Worse, he claims that the more his colleagues knew what they were doing, the less faith they had in the government’s data. "The first time I did the survey, I had the chief economist for a major retail organization filling it out," Williams said. "And he said, ‘You know, I think the retail reports are worthless. I just don’t look at it. But they think the money supply is a good one.’ A second economist said ‘Oh, the money supply is horrible.’ What I found is the people who really understood the numbers they were working with thought there were serious problems."
This hasn’t always been the case, Williams claims; we had a better picture of the economy back in the 1970s, for example. But over time and incrementally, government officials changed the methodology of measuring key economic indicators, painting an ever rosier picture of the economy, which just happened to benefit the incumbent politicians who ran the government. Or as he said in his calm, bland timbre, "Over time there has been a series of methodological shifts in the numbers to tend to create an upside bias in employment and downside in bias in inflation."
Soon, Williams threw himself into "reverse-engineering" the government’s numbers. And as he dedicated himself to this project, he grew more and more specialized; where once his consulting business boasted Fortune 500 clients, now he publishes a web site, ShadowStats.com, and a newsletter, Shadow Government Statistics, for a few thousand subscribers, mostly individual investors. Although his most dedicated followers hail from the armies of Internet goldbugs, mainstream business papers like Barron’s still regularly cite his work as well.
And his work meticulously detailed number-crunching and graphing out raw data examining changes to the method of collecting and assessing the data all points to one grim conclusion: For decades, the economy has been much weaker than we’ve been led to believe, and the hole we’re in now is deep indeed.

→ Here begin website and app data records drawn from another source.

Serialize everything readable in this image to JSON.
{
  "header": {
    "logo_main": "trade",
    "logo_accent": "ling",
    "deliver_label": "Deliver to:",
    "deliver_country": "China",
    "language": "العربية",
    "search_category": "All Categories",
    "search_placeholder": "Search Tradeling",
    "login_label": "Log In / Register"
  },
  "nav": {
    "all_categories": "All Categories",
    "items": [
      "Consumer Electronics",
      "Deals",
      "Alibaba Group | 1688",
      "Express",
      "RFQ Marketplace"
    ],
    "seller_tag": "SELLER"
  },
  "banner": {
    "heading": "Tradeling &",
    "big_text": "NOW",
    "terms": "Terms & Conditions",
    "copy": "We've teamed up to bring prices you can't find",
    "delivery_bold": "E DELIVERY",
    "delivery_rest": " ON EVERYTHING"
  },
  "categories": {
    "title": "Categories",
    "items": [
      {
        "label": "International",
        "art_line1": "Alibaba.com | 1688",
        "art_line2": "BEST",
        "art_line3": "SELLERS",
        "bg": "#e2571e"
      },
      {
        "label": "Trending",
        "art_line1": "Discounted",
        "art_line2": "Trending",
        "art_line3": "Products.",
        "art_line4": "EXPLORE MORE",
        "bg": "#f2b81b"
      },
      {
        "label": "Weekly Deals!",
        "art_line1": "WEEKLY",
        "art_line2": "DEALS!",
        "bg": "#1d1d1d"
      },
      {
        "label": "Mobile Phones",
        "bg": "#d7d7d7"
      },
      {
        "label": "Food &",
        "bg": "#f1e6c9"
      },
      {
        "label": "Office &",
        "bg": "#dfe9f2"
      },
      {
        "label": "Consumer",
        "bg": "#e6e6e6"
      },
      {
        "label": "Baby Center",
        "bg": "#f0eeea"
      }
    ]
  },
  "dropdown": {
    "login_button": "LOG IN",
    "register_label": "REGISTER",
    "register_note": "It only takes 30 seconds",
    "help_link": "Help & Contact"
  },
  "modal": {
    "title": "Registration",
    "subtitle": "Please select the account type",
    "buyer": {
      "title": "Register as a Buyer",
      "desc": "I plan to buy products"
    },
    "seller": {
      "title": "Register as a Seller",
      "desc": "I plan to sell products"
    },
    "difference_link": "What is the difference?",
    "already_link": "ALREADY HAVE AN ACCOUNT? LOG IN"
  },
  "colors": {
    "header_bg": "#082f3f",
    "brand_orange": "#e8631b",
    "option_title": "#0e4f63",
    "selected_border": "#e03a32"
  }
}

According to Williams, the picture of our national economic health is seriously distorted in three key areas: unemployment, inflation, and gross domestic product. The real numbers today, he argues, look like the 1930s. Although economists didn’t start rigorously measuring numbers like unemployment until 1940, the best estimate of nonfarm unemployment during the Depression puts the peak at 34 percent. "We’re not there at this point," Williams said. "But we’re as bad as we’ve been post-World War II." But you wouldn’t know that, he adds, from the official statistics.
May 12, 2010